After getting cleaned up (yay, clean clothes and toiletries!!!), Thor and I set off for the get-together.  This ended up being on the North? Side of Daegu in a nice suburb section of town.  We went up to the roof of the building, where 90% of the guests were expats and those that weren’t were girlfriends/ fiancées of the expats.  Everyone was very nice and welcoming and almost all had been living and working in the area for years, so they were very much like a family. 

Rooftop party

We hung out there for hours and eventually left with one other friend and headed downtown.  The plan was to see a band play at the bar where Chang Wan worked, but by the time we got there they had already wrapped it up.

By this time I was exhausted and had a raging headache, so I took a cab back to Thor’s place and basically crashed for the night.  The next morning I took Chang Wan to the Paris Baguette and treated him to some breakfast pastries and coffee.  We brought fresh bread back for the roomies. 

Chang Wan researching where the closest bus station is :P

A few hours later he and I set off for the terminal, where I’d take the bus back to Yecheon.  After realizing how far away this was from the studio, I basically have decided that if this kid ever wants to come to the US, then he has a permanent place to stay with me… I’ll be his American noona (older sister) LOL! 


We sat at the bus terminal until it was time for me to leave and after saying goodbye, I got on the bus and headed back to Yecheon. 

As I write this, I am once again safely in the confines of my little apartment.  So, rest assured I have arrived safely and am about to prepare for my work week. 

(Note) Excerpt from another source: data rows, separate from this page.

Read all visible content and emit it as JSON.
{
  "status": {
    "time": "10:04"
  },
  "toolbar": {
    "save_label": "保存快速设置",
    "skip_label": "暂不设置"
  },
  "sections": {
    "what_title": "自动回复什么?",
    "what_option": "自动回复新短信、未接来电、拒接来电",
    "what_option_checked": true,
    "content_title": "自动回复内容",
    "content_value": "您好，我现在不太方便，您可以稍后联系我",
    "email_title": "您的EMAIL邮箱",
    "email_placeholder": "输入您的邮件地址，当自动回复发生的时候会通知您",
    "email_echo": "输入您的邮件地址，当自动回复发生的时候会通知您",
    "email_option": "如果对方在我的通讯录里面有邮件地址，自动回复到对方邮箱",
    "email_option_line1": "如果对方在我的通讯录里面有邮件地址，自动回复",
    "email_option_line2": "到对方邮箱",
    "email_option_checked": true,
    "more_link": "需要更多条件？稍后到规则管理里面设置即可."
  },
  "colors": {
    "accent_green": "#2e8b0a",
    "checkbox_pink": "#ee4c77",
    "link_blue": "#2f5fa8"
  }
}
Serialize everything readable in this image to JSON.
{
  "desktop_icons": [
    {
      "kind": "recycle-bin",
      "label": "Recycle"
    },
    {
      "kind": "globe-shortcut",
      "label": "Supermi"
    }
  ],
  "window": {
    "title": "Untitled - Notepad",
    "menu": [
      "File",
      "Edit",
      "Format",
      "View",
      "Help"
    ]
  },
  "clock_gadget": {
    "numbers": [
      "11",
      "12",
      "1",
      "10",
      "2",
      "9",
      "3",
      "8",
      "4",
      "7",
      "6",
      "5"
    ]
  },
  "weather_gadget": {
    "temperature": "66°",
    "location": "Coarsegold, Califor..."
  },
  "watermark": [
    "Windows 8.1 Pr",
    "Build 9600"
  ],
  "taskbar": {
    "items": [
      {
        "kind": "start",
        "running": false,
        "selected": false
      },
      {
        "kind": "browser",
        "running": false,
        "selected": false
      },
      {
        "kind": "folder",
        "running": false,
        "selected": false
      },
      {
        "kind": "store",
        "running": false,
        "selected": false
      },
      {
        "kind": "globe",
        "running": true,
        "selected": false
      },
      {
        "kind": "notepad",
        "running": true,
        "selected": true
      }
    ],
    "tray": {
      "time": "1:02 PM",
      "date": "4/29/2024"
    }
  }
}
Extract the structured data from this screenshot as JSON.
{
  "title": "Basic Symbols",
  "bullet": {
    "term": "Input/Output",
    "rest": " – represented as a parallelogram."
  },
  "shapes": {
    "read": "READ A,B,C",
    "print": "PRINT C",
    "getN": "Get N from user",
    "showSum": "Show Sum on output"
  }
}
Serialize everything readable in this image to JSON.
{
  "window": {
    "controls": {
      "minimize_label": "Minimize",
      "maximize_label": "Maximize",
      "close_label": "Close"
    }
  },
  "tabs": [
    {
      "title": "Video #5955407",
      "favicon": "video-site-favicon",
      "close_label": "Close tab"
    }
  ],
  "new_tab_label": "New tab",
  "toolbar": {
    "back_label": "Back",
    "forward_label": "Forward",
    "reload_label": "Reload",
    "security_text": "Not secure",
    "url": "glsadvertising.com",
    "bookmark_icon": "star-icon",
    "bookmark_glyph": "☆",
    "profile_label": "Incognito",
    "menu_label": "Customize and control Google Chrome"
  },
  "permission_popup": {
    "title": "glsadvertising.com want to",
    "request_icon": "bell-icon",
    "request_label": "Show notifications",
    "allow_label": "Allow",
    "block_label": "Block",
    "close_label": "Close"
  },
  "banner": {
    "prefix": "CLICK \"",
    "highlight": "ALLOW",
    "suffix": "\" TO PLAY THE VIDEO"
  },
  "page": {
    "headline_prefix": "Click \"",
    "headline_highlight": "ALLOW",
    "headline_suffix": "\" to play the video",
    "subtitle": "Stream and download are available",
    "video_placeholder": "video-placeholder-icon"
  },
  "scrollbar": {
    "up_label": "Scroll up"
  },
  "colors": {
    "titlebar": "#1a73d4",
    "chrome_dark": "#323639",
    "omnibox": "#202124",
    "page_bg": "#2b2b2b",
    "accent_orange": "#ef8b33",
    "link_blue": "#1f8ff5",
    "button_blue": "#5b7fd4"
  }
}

What an amazing week and weekend!!!! 

Much love to everyone… from a very content me :P